After cleaning the old grease from the door tracks and door hinges, I used garage door spray-on lubricate to oil the tracks and hinges.

The garage door lube dries fast, prevents rust and doesn’t attract dust. This made a huge difference in the door noise.

Garage Door Tracks: Clopay Professional Garage Door Lubricant

Squirrel Damages the Safety Sensor Wires

A squirrel was trapped in the garage overnight and chewed through the safety sensor wires. I repaired the sensor wires with telephone butt splice connectors.

Hope this helps,

Bob Jackson

Copyright © 2014 HandymanHowTo.com   Reproduction strictly prohibited.

RedditEmailShare

, , , , , , , , , , , , ,

10 Responses to Chamberlain Belt Drive Garage Door Opener Review – Part 3

  1. Micah December 10, 2012 at 2:02 pm #

    Bob, thanks for this wonderful write up! After reading your review, I bought the opener and about to go attempt an install. Thanks again for the thorough write up!

  2. Dave August 17, 2013 at 8:08 pm #

    The Chamberlain Belt Drive Opener I just bought does have handy functions. Unfortunately a function it does not have is compatibility with older, door bell style, momentary, push button door actuators. I spent a great deal of money and effort to install a “flash to pass” actuator on my motorcycle some years ago. The transmitter for this unit is located on the bike and when the high beam is flashed, a signal is sent to a receiver mounted in the garage. This receiver acts as a simple relay and is wired to attach to the opener. It worked for a number of years on my old opener but is now useless due to the new electronics on the MyQ system. Very upsetting. Also, I cannot program my wife’s car nor mine to activate the new opener without making numerous phone calls. Nice opener but certain aspects, as noted, are not appreciated. Should have attempted to repair the old opener instead of removing it.

  3. Dat Chu November 10, 2013 at 1:04 am #

    Thank you for the details instructions. Thanks to you, I got the door mounting bracket working :-). Does your opener bend slightly when it is opening? This causes the belt to no longer taut and starts hitting the other parts along the rail.

    • BobJackson November 10, 2013 at 11:27 am #

      My rail does flex slightly up and down when the door open and closes. This is normal. You can see it flex in the Youtube video.

      The rail should not flex so much that it whips about and hits the rail. I initially had excessive sagging as you described and solved it by tightening the belt. See the Chamberlain How do I check and adjust the belt drive tension? instructions.

      If it seems that you’re over tightening the belt and at the limit of the adjustment nut travel, try adjusting the door arm and/or door bracket position for better mechanical leverage. A door arm mounted higher and trolley a bit closer to door will better aid the vertical lifting action of a closed door.

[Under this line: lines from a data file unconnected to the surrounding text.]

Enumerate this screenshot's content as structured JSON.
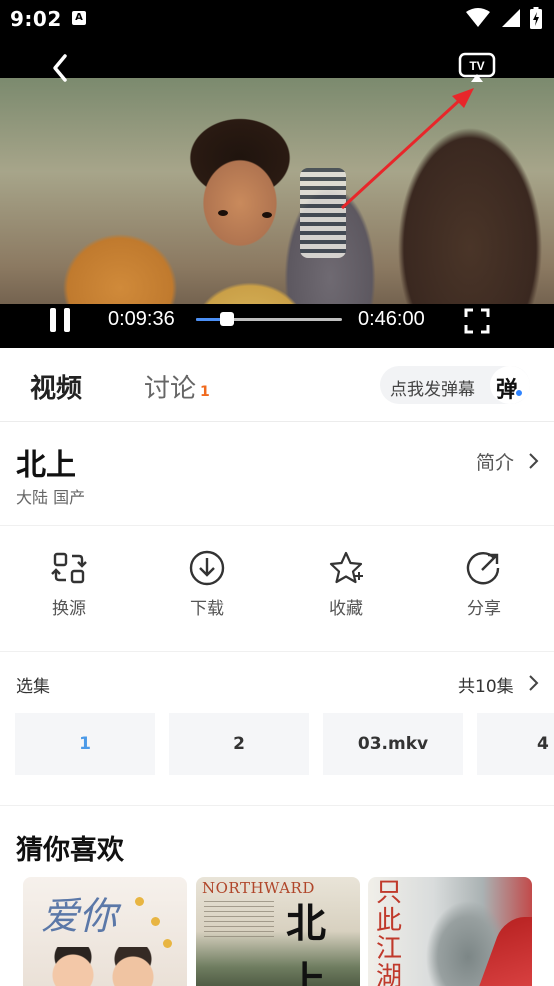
{
  "status_bar": {
    "time": "9:02",
    "notification_letter": "A",
    "icons": [
      "wifi-icon",
      "signal-icon",
      "battery-charging-icon"
    ]
  },
  "player": {
    "current_time": "0:09:36",
    "total_time": "0:46:00",
    "progress": 0.21,
    "cast_label": "TV",
    "state": "playing",
    "accent_color": "#4b8ff5"
  },
  "tabs": {
    "video": "视频",
    "discuss": "讨论",
    "discuss_count": "1",
    "danmu_prompt": "点我发弹幕",
    "danmu_icon_char": "弹"
  },
  "show": {
    "title": "北上",
    "meta": "大陆 国产",
    "intro_link": "简介"
  },
  "actions": [
    {
      "label": "换源",
      "icon": "swap-source-icon"
    },
    {
      "label": "下载",
      "icon": "download-icon"
    },
    {
      "label": "收藏",
      "icon": "star-icon"
    },
    {
      "label": "分享",
      "icon": "share-icon"
    }
  ],
  "episodes": {
    "heading": "选集",
    "total": "共10集",
    "items": [
      "1",
      "2",
      "03.mkv",
      "4"
    ],
    "active_index": 0,
    "active_color": "#4b9ae8"
  },
  "recommendations": {
    "heading": "猜你喜欢",
    "posters": [
      {
        "text": "爱你"
      },
      {
        "text_en": "NORTHWARD",
        "text_cn": "北上"
      },
      {
        "text": "只此江湖梦"
      }
    ]
  },
  "annotation": {
    "color": "#e8262a"
  }
}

  4. Ralph November 13, 2013 at 11:03 pm #

    I just purchased this device few weeks ago. Today, it shows the battery is half charged and green LED light flickering constantly, to the point where the wall mounted opener lost the time. What should I do. Did I buy a lemon?

  5. Pete June 20, 2014 at 11:53 am #

    Outstanding installation review. Many thanks for the hint on the Coplay Reinforcement bracket. I was unaware it existed, however after installing it , the top section of my garage door is now straight and seals nicely against the frame . The top has a crack in and I was thinking about replacing the door, you saved me $1000 . We will also now attach an angle iron across the door top to strengthen it.

  6. Joey July 9, 2014 at 8:27 am #

    Thanks for this tutorial! The user’s manual didn’t show the correct door control, which caused me confusion then I found your site that helped me quickly and easily complete the programming phase.

  7. R J Crabb July 9, 2014 at 10:16 pm #

    Bought this unit but don’t see what the yellow wires hanging from the bottom of the unit are for. Hopefully someone here can explain that.

    • Bob Jackson July 9, 2014 at 10:31 pm #

      The yellow wire is the antenna. If the wire missing or broken the door transmitter (clicker) range will be severely reduced. I can open my door from 100 feet or more away so it’s open before I pull into driveway. Maybe the wire is pushed inside the motor housing?

Leave a Reply